Observing the participants in context helped us to better empathize with their situations, while mapping out their journeys allowed the comparison and uncovering of fresh insights and relationships. Within these, we identified specific pain-points, exposing our opportunity spaces for design. For example, we realized how people dreaded the waiting room (or the pre-op room in Marianne’s case) more than the actual procedure or appointment because of lingering anxiety and uncertainty, seemingly endless and unexplained waiting time, and the constant pool of mixed emotions. All of these factors were vital for us to keep in mind in order to successfully redesign the waiting room experience.

Moreover we noticed the importance of the person who accompanies the surgical patient, such as Marianne. Through our holistic approach, we realized that because of the patient’s vulnerability, they became the most receptive point of contact and acted as direct link between the hospital and the patient- whether it was for emotional support or for practicalities such as receiving instructions and information. This is something that took us by surprise since usually the main focus is on the patients, not on their company. 


So, where can design come in?

 After immersing ourselves in this context, we were able to propose multiple solutions for the pinpointed concerns, varying from an interactive wall for patients for entertainment while waiting, to a simple digital display with actual waiting times. We also learned how we had to strongly consider and include the participation of the accompaniment, since they would be the main practical and emotional support system for the patient. In this way, we would transform an experience of anxiety and fear into one of comfort and hope. Our solution would impact the patient, their loved ones and the hospital staff, resulting in improvements in the overall experience.

Within Social Impact projects, emotion-driven design has an expansive effect. As designers we look to propose solutions for inclusion, empowerment and sense of belonging to contribute to society. By maximizing our emotion-driven methodology and taking a holistic approach we are able to put it towards more meaningful use. Throughout this process, our team members actually get to know the people they are designing for and connect with them in an intimate way.

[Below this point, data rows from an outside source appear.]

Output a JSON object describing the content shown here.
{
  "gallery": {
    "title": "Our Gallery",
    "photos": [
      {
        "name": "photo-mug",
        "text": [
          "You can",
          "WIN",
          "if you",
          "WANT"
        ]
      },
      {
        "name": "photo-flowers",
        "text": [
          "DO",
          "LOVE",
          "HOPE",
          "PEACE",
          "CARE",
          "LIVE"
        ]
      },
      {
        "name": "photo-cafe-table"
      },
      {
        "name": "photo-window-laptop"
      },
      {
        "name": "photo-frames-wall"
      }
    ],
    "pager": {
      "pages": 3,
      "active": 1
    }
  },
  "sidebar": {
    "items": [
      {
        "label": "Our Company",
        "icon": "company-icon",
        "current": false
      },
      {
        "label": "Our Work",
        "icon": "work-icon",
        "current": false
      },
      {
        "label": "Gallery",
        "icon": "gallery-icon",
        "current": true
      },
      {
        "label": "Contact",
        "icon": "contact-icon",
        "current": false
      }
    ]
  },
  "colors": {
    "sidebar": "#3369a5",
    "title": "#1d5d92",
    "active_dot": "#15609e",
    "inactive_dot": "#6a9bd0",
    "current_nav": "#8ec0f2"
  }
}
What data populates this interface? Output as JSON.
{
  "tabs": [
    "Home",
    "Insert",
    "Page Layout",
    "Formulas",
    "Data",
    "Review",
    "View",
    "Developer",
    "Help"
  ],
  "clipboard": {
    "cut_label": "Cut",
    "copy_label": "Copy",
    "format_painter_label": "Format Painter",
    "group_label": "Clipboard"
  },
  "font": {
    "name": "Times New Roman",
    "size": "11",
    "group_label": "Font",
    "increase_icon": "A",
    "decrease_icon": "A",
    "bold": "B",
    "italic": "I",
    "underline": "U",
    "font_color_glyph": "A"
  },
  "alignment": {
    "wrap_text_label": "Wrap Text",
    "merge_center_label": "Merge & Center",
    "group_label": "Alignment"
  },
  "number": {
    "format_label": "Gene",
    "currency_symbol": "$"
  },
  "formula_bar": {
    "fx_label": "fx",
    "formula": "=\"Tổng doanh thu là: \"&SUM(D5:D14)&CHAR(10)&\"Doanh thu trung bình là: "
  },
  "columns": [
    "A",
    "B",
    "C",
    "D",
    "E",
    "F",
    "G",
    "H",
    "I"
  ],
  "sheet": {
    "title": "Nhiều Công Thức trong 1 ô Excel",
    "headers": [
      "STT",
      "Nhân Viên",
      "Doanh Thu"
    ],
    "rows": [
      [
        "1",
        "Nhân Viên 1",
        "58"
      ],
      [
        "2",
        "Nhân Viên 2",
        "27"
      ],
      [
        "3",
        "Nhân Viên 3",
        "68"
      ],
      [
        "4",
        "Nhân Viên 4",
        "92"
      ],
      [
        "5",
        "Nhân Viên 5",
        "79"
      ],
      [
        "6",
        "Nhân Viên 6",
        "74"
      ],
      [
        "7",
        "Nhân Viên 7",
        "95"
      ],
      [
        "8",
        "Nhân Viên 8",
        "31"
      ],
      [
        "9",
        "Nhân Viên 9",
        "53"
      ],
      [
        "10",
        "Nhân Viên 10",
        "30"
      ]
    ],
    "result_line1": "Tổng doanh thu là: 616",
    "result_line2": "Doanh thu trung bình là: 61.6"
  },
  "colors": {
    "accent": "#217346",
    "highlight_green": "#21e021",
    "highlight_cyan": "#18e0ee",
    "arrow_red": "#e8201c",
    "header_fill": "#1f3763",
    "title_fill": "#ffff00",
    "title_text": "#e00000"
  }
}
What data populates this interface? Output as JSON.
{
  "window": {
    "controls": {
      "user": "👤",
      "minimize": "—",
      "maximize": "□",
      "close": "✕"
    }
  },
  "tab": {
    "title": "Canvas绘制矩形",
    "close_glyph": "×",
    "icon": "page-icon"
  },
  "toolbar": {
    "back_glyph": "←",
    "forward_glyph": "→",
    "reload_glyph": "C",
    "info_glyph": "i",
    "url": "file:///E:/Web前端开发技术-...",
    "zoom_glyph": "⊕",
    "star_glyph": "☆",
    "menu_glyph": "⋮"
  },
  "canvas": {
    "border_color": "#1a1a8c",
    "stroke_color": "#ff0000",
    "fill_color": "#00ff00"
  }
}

Driven by the stories of our participants, we can co-create to improve their environments as we uncover root problems which are turned into opportunities to design for impact.